Nowadays, things are quite a bit better. With OS X, Apple hired the developer who designed OMS (Opcode went out of business a year or so before) and decided to include MIDI support in the operating system. Better yet, RealVision Multimedia took their DxMIDI plugin for REALbasic -- the last surviving solution for using MIDI with REALbasic -- and updated it to work with OS X.

Because CoreMIDI -- Apple's built-in replacement for MIDI management systems like OMS and FreeMIDI -- is part of OS X, the previously complicated world of MIDI support is much easier, and the DxMidiX plugin takes advantage of this simplicity. Using the DxMIDI plugin for OS 9, the user had to have OMS installed and go through a complicated setup procedure to allow for even simple MIDI input or output. With OS X, CoreMIDI, and the DxMidiX plugin, no additional software is required and configuration is very simple.

DxMidiX has two modes of MIDI communication: easy mode and custom mode. Easy mode consolidates all communication into a few simple methods and is ideal for simple MIDI communication. Custom mode gives the developer fine control over every aspect of MIDI communication and allows for complicated and powerful MIDI configurations.

Because MIDI communication is very time sensitive, DxMidiX buffers all MIDI messages and adds timestamps to each incoming event. This prevents the REALbasic developer from having to worry about suppressing background processing in an effort to preserve precise timing. Timestamps can also be placed on outgoing messages, so they will be sent at a precise time regardless of what the REALbasic project is doing.

DxMidiX allows you to get information about the current MIDI setup, including which devices are attached and how they are identified by CoreMIDI. The plugin also intelligently handles configuration changes while your program is running.

Perhaps the only drawback to DxMidiX is the difficulty in understanding the documentation -- while it is very complete, the language is a little hard to understand (due, no doubt, to the fact that the program is French in origin). Fortunately, a demonstration project is included to help clear things up.
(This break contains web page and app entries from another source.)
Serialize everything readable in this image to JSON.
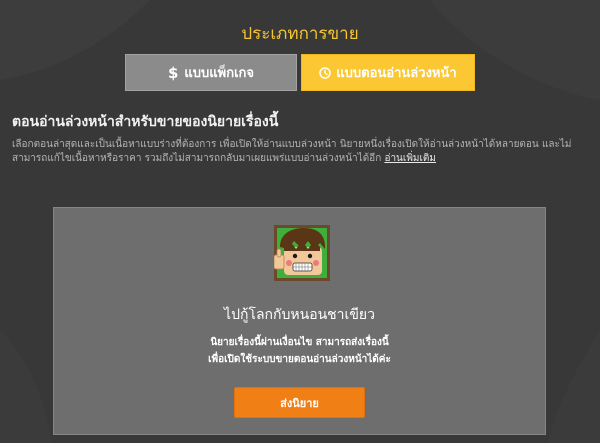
{
  "page": {
    "title": "ประเภทการขาย"
  },
  "sale_types": {
    "package_label": "แบบแพ็กเกจ",
    "package_icon": "dollar-icon",
    "advance_label": "แบบตอนอ่านล่วงหน้า",
    "advance_icon": "clock-icon",
    "active_color": "#fbc733",
    "inactive_color": "#8b8b8b"
  },
  "section": {
    "heading": "ตอนอ่านล่วงหน้าสำหรับขายของนิยายเรื่องนี้",
    "description_line1": "เลือกตอนล่าสุดและเป็นเนื้อหาแบบร่างที่ต้องการ เพื่อเปิดให้อ่านแบบล่วงหน้า นิยายหนึ่งเรื่องเปิดให้อ่านล่วงหน้าได้หลายตอน และไม่",
    "description_line2": "สามารถแก้ไขเนื้อหาหรือราคา รวมถึงไม่สามารถกลับมาเผยแพร่แบบอ่านล่วงหน้าได้อีก",
    "learn_more": "อ่านเพิ่มเติม"
  },
  "card": {
    "avatar_icon": "mascot-thumbs-up-icon",
    "novel_title": "ไปกู้โลกกับหนอนชาเขียว",
    "message_line1": "นิยายเรื่องนี้ผ่านเงื่อนไข สามารถส่งเรื่องนี้",
    "message_line2": "เพื่อเปิดใช้ระบบขายตอนอ่านล่วงหน้าได้ค่ะ",
    "send_button": "ส่งนิยาย",
    "send_color": "#f07f16"
  }
}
DxMidiX is a godsend for REALbasic MIDI programmers, and is well worth the price.

End of article.